◆ Assignment ◆
What lines of the data hold the string "this"? Pull each one out.

(Entries from a dataset of interfaces)
==============================
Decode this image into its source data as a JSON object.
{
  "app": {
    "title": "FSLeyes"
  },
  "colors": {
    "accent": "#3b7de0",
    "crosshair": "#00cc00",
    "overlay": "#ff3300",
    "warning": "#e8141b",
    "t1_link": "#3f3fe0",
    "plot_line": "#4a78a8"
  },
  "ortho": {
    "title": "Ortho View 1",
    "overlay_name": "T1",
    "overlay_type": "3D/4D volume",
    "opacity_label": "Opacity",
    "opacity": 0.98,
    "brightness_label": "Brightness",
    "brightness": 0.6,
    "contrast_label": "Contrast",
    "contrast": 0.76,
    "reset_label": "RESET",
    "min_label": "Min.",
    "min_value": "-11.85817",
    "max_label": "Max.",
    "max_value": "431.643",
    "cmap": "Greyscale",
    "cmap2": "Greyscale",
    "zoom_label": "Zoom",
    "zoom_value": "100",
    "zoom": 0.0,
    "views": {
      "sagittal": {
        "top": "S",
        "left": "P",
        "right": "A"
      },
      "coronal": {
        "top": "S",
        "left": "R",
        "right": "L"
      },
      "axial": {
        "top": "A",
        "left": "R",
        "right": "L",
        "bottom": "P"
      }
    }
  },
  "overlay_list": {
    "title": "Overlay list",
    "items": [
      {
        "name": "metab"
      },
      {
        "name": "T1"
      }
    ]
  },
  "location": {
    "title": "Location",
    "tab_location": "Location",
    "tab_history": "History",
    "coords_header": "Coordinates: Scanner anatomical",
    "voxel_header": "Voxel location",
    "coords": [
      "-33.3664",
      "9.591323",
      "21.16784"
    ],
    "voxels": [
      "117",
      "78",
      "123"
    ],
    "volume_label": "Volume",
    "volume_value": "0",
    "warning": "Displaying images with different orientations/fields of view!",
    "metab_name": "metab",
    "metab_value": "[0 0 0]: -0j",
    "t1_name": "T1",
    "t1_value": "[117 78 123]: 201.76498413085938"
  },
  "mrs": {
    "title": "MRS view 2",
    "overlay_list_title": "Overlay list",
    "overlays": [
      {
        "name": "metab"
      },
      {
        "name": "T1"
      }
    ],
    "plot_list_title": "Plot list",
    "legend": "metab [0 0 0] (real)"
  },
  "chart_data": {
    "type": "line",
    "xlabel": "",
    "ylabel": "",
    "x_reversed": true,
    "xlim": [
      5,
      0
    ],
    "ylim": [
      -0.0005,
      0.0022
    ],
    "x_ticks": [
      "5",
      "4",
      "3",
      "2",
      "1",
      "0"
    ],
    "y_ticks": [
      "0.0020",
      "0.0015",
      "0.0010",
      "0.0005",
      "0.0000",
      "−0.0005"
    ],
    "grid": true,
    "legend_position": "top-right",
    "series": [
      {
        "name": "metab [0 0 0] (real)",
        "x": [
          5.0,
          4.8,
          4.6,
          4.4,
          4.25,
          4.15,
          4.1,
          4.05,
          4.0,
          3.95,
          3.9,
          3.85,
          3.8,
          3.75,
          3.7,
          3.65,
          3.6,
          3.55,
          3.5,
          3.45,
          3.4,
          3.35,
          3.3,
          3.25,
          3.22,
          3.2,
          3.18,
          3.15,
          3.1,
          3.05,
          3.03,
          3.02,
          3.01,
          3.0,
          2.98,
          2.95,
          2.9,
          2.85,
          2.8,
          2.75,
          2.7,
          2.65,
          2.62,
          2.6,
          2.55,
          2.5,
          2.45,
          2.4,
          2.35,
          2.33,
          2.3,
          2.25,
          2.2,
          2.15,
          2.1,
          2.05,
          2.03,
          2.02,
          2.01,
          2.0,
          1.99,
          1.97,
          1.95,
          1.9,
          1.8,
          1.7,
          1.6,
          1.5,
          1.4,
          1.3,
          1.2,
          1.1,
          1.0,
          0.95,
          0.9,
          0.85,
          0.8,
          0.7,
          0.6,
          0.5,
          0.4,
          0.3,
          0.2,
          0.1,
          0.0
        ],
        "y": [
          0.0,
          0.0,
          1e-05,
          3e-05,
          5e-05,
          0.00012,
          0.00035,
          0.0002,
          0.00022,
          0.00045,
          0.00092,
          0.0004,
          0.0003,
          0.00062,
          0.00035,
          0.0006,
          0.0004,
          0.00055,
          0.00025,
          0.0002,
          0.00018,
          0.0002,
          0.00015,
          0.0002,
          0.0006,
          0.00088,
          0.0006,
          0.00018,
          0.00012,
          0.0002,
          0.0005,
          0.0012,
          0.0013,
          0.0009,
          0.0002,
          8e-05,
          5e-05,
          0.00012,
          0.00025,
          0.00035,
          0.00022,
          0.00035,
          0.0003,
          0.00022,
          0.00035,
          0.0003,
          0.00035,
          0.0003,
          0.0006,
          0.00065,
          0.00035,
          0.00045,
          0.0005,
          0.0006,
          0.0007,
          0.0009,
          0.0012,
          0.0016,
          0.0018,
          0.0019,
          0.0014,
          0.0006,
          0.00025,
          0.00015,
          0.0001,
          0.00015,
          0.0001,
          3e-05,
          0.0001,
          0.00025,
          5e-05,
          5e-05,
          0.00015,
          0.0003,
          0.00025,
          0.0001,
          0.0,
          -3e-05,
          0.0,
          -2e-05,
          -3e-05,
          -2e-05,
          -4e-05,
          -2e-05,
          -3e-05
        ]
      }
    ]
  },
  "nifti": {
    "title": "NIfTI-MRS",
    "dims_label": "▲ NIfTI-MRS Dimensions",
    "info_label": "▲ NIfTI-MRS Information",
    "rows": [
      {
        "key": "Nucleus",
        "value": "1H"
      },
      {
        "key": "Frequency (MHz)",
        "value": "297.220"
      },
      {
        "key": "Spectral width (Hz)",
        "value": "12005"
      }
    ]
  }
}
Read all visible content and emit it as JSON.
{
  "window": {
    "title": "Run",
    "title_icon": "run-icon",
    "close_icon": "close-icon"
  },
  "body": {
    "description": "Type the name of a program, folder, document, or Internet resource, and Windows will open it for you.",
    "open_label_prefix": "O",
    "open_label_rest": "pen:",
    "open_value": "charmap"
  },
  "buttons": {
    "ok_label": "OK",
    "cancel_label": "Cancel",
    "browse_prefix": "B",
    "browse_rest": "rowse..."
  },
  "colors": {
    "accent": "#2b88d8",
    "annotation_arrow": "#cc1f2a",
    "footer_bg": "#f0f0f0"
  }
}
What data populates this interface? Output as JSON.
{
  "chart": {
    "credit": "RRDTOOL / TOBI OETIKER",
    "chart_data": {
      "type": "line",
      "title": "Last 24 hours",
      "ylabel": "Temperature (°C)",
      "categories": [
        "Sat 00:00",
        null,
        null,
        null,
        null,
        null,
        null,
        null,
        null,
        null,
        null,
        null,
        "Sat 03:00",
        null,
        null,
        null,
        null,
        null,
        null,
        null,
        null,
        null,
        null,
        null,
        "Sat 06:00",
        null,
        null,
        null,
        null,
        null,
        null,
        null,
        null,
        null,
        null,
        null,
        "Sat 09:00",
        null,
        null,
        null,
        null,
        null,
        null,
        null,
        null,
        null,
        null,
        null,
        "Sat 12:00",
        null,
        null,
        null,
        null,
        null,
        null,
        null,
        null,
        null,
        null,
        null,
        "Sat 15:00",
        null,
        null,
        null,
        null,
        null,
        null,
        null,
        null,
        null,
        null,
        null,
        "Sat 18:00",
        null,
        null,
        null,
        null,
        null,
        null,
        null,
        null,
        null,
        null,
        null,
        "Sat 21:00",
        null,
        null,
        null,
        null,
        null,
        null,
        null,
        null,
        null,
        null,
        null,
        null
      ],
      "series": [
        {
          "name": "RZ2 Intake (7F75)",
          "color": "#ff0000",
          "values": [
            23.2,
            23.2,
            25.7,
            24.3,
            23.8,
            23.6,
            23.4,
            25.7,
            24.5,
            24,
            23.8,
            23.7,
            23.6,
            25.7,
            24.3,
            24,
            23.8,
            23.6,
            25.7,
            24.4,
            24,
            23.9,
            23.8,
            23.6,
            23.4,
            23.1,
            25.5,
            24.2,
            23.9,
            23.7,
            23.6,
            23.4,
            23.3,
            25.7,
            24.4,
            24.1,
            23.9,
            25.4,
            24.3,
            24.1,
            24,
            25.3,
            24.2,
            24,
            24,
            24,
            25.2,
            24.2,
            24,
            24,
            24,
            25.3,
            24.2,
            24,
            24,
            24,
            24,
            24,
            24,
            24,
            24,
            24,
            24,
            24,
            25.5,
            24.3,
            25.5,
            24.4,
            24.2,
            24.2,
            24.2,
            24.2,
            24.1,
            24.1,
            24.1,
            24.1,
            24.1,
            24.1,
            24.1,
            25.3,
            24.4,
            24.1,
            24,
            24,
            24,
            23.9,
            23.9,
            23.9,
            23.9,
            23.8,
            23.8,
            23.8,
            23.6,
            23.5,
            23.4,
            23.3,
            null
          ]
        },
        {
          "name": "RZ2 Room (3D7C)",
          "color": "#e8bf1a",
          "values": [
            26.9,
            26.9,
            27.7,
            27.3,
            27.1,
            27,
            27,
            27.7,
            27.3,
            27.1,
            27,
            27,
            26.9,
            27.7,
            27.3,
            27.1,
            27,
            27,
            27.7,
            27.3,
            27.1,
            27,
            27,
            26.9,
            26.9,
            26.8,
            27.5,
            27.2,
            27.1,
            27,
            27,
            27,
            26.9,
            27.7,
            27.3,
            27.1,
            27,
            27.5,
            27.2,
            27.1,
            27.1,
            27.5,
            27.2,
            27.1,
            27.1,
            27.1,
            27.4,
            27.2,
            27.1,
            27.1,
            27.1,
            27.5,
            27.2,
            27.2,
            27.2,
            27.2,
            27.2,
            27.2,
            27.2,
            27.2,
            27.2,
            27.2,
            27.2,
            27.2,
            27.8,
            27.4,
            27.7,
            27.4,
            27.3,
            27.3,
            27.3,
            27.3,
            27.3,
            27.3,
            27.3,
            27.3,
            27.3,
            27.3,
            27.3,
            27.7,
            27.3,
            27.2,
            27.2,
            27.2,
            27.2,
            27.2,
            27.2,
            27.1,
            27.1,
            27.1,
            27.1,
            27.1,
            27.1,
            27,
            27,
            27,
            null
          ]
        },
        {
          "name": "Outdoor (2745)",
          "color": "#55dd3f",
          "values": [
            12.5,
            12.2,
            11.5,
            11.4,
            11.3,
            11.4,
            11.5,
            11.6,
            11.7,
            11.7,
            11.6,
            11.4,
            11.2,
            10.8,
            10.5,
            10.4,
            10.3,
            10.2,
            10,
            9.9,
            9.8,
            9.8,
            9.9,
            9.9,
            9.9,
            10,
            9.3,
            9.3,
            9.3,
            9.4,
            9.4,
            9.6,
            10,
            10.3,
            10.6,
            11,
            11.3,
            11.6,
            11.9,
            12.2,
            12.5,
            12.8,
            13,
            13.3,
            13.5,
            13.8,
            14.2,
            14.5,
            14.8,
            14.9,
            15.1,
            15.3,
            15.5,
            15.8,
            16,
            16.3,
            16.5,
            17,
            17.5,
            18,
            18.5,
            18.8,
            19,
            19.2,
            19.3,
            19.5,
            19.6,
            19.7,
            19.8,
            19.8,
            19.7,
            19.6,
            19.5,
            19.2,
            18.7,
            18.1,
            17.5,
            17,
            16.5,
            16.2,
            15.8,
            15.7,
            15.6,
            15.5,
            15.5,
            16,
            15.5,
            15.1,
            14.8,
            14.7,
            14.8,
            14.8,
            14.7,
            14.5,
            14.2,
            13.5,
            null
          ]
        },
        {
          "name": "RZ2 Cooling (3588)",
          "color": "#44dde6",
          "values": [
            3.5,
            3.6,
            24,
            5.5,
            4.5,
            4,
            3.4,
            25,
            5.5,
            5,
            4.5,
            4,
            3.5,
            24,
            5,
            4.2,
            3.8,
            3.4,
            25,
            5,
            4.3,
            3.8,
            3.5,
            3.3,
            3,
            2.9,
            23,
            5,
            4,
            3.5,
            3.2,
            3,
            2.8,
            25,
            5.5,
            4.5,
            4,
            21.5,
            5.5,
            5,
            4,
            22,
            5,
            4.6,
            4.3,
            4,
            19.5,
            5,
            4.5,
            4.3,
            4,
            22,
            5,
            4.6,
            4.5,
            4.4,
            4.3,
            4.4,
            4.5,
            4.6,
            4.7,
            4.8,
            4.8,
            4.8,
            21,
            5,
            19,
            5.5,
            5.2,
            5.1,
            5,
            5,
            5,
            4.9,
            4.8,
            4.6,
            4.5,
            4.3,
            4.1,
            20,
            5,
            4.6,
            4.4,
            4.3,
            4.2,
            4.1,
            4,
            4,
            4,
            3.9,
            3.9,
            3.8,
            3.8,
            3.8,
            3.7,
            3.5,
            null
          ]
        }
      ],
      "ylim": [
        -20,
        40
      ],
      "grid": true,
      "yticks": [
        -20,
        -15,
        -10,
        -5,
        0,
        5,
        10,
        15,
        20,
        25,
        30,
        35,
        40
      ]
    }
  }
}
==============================
◆ Task output ◆
Decode this image into its source data as a JSON object.
What data populates this interface? Output as JSON.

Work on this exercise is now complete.